[Data excerpts]

* * *

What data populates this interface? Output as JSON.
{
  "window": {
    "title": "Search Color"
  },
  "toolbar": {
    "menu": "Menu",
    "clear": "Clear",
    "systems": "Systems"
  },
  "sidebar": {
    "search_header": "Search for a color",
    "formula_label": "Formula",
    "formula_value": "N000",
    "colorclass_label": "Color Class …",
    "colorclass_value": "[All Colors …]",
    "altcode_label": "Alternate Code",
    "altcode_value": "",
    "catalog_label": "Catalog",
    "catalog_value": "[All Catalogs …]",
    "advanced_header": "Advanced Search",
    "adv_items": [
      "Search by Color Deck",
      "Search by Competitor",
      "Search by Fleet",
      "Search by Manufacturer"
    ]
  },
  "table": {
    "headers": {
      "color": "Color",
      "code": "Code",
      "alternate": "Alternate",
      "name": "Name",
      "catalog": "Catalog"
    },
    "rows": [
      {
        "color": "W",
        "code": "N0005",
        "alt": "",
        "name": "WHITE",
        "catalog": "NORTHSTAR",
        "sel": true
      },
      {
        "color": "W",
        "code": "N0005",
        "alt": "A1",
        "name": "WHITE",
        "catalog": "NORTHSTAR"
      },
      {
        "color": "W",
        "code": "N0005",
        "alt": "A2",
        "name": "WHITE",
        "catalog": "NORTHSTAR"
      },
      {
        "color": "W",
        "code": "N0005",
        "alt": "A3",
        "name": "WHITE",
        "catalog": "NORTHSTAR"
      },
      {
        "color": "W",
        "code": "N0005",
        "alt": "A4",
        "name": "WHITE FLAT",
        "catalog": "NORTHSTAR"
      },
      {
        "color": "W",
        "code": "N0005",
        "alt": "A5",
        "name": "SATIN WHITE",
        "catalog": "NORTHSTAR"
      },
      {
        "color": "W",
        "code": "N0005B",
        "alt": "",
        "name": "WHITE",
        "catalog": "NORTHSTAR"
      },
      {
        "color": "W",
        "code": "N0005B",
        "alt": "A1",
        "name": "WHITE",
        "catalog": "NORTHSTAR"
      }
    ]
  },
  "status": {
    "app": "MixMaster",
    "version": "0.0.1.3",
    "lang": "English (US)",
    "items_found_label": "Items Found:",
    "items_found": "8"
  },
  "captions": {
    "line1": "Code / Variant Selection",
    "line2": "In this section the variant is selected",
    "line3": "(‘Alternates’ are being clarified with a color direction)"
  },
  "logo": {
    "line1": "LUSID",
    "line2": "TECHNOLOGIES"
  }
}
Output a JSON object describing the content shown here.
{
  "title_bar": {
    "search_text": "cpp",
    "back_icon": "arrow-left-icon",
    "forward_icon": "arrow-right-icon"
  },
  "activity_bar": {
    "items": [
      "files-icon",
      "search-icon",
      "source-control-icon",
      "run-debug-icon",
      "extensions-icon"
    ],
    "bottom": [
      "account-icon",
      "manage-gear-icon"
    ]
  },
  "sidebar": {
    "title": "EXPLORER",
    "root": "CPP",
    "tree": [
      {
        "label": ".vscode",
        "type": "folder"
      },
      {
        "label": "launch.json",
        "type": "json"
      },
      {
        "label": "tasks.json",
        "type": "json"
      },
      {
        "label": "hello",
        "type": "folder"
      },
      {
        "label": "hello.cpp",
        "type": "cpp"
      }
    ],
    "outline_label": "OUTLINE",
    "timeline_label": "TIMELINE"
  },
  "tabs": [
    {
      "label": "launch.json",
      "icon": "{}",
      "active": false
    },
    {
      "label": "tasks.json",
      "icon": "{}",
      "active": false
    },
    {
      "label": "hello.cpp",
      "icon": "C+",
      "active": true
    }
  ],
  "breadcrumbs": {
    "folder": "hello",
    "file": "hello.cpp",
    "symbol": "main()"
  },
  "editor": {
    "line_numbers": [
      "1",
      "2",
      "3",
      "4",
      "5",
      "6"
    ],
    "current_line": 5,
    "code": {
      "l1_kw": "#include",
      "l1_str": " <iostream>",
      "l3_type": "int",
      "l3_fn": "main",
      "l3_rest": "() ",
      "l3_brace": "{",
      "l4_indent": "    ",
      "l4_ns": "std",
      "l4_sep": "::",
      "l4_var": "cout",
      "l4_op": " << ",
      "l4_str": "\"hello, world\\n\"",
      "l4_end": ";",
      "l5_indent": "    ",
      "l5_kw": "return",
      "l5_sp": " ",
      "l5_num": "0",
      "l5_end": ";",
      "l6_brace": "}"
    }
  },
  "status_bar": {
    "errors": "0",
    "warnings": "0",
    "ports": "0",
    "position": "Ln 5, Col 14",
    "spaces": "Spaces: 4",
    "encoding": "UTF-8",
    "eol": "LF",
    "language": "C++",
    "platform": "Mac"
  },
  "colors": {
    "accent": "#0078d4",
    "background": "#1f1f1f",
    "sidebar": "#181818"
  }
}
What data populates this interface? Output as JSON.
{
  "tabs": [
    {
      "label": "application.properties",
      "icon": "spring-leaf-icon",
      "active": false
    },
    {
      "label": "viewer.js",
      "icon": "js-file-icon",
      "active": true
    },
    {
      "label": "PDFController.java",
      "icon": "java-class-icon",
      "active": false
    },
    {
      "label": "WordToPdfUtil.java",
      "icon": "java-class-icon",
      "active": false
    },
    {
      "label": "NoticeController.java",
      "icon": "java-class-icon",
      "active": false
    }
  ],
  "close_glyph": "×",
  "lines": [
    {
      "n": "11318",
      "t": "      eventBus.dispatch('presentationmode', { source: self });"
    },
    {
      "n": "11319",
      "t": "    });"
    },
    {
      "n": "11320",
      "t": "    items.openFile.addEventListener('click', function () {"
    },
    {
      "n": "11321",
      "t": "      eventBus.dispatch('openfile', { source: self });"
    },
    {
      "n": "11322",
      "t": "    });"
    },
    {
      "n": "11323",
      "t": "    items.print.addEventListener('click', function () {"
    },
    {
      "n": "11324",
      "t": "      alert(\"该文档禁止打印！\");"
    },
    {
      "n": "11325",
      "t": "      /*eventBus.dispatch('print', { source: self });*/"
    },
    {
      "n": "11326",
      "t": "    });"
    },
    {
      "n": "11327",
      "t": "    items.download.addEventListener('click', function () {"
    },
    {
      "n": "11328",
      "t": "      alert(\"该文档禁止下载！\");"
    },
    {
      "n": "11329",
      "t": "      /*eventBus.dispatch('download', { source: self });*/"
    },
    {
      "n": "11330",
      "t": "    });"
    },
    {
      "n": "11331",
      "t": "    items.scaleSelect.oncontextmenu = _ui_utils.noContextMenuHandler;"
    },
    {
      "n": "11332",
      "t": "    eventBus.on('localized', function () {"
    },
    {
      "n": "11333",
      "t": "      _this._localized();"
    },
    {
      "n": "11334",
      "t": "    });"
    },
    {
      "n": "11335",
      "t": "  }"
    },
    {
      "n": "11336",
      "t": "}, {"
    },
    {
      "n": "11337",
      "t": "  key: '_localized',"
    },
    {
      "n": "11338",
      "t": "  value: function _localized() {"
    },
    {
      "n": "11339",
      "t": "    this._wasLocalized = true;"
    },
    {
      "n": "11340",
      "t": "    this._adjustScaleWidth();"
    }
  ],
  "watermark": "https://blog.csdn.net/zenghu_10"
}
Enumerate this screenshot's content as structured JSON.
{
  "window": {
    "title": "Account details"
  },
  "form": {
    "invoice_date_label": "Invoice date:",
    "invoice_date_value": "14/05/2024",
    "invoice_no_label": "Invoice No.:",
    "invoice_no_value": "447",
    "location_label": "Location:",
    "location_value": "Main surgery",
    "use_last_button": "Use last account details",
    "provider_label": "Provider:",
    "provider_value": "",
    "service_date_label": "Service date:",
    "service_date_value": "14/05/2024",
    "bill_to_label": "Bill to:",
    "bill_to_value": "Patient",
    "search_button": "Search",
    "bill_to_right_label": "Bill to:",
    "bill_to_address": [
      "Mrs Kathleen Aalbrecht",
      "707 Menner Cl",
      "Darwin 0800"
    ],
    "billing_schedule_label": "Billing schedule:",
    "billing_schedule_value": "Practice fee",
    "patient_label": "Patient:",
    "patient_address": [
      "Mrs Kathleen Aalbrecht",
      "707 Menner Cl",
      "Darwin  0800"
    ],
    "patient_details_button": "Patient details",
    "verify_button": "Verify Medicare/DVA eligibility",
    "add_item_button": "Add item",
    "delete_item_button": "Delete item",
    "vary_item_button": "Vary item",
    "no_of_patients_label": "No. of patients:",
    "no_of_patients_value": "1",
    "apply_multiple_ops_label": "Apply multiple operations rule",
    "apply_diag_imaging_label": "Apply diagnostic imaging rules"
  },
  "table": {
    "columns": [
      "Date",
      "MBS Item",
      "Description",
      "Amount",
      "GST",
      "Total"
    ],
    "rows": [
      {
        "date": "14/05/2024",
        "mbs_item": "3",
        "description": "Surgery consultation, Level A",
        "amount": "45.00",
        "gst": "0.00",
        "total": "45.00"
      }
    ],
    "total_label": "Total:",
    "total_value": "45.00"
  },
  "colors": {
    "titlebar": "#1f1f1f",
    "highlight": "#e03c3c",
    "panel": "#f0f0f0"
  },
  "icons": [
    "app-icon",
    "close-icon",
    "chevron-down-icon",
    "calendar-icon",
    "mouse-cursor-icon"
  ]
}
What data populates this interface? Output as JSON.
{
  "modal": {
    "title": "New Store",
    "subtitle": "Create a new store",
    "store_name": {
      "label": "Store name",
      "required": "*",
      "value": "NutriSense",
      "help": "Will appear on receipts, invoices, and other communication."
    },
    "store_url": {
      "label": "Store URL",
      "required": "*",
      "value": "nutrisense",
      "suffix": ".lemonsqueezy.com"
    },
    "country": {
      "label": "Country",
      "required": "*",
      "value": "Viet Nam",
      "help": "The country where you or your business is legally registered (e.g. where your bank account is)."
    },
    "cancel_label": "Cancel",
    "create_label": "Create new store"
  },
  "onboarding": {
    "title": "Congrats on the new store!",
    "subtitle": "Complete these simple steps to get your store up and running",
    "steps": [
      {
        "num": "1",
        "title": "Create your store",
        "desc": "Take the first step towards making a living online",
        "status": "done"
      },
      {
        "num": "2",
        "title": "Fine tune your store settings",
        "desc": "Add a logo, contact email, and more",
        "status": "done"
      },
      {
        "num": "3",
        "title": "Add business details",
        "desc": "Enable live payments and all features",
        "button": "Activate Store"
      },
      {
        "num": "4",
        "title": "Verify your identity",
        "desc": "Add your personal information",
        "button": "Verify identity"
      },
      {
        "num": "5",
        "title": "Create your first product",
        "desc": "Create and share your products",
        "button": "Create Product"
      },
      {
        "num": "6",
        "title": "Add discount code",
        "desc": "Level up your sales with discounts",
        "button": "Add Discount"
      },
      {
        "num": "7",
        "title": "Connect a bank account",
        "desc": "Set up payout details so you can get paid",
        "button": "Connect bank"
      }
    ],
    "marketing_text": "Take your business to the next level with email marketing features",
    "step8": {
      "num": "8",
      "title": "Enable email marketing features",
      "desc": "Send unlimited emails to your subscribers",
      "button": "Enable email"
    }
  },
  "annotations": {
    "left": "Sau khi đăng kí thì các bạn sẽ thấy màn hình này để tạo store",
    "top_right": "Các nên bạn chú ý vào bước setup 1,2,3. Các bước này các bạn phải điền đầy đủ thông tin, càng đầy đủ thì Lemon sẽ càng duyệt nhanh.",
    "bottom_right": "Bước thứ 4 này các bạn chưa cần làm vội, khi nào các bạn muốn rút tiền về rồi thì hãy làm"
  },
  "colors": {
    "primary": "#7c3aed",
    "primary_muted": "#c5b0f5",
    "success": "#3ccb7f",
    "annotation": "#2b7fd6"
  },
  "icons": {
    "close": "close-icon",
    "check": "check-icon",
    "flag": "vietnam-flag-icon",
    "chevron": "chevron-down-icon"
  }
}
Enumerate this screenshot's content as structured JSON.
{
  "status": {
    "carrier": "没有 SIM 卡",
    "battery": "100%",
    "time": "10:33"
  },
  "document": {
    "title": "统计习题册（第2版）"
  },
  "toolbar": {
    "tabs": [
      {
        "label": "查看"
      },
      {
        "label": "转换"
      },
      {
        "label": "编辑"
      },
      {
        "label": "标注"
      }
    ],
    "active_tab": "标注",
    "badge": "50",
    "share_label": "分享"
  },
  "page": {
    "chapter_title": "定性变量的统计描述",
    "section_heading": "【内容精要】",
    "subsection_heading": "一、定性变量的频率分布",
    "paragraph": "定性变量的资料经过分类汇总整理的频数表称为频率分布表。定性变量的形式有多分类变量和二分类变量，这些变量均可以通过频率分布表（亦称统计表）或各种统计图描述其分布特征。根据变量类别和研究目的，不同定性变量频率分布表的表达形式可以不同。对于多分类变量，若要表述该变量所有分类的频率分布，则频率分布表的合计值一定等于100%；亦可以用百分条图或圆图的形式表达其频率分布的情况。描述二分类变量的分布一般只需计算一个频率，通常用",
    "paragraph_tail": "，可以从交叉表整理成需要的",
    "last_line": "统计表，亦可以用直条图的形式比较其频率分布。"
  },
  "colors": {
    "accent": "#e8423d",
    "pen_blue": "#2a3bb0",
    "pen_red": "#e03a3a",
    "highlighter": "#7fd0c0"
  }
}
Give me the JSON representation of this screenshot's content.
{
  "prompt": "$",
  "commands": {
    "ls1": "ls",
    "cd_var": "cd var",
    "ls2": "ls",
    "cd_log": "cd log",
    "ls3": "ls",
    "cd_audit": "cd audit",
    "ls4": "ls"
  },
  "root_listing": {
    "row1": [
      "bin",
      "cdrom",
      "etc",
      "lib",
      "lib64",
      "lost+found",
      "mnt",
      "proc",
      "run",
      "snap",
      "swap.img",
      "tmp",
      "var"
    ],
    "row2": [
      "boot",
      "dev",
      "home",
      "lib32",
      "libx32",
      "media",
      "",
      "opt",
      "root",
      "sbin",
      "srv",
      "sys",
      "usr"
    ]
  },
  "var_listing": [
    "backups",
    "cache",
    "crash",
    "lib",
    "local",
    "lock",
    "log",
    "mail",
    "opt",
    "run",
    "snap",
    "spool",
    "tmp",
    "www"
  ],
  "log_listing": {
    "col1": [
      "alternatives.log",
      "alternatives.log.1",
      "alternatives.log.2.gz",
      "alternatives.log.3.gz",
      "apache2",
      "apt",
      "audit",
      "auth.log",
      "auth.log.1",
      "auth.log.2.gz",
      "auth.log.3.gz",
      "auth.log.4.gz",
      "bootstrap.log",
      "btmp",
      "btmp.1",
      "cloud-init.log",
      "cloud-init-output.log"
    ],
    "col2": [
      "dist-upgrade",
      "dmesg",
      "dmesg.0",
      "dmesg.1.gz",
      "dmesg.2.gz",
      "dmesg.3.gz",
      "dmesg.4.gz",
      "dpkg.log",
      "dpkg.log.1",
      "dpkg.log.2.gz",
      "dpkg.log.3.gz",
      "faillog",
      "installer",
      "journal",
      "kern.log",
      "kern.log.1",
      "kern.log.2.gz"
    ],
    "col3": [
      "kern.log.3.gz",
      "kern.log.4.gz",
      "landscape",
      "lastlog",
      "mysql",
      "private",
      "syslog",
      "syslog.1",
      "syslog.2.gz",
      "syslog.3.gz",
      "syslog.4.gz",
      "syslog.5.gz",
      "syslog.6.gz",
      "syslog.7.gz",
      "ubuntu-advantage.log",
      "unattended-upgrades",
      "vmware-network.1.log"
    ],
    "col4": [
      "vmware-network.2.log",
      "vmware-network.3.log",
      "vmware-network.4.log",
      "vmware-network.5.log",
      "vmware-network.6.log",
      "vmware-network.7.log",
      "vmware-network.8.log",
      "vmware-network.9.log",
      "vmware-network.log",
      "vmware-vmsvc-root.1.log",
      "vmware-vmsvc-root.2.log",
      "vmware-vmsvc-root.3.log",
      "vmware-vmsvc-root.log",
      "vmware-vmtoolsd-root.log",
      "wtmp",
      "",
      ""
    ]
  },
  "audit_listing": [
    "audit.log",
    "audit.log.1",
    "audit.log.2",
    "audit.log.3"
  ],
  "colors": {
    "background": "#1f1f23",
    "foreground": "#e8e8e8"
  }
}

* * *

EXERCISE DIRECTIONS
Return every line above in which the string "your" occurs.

SOLUTION TO THIS TASK
      "help": "The country where you or your business is legally registered (e.g. where your bank account is)."
    "subtitle": "Complete these simple steps to get your store up and running",
        "title": "Create your store",
        "title": "Fine tune your store settings",
        "title": "Verify your identity",
        "desc": "Add your personal information",
        "title": "Create your first product",
        "desc": "Create and share your products",
        "desc": "Level up your sales with discounts",
    "marketing_text": "Take your business to the next level with email marketing features",
      "desc": "Send unlimited emails to your subscribers",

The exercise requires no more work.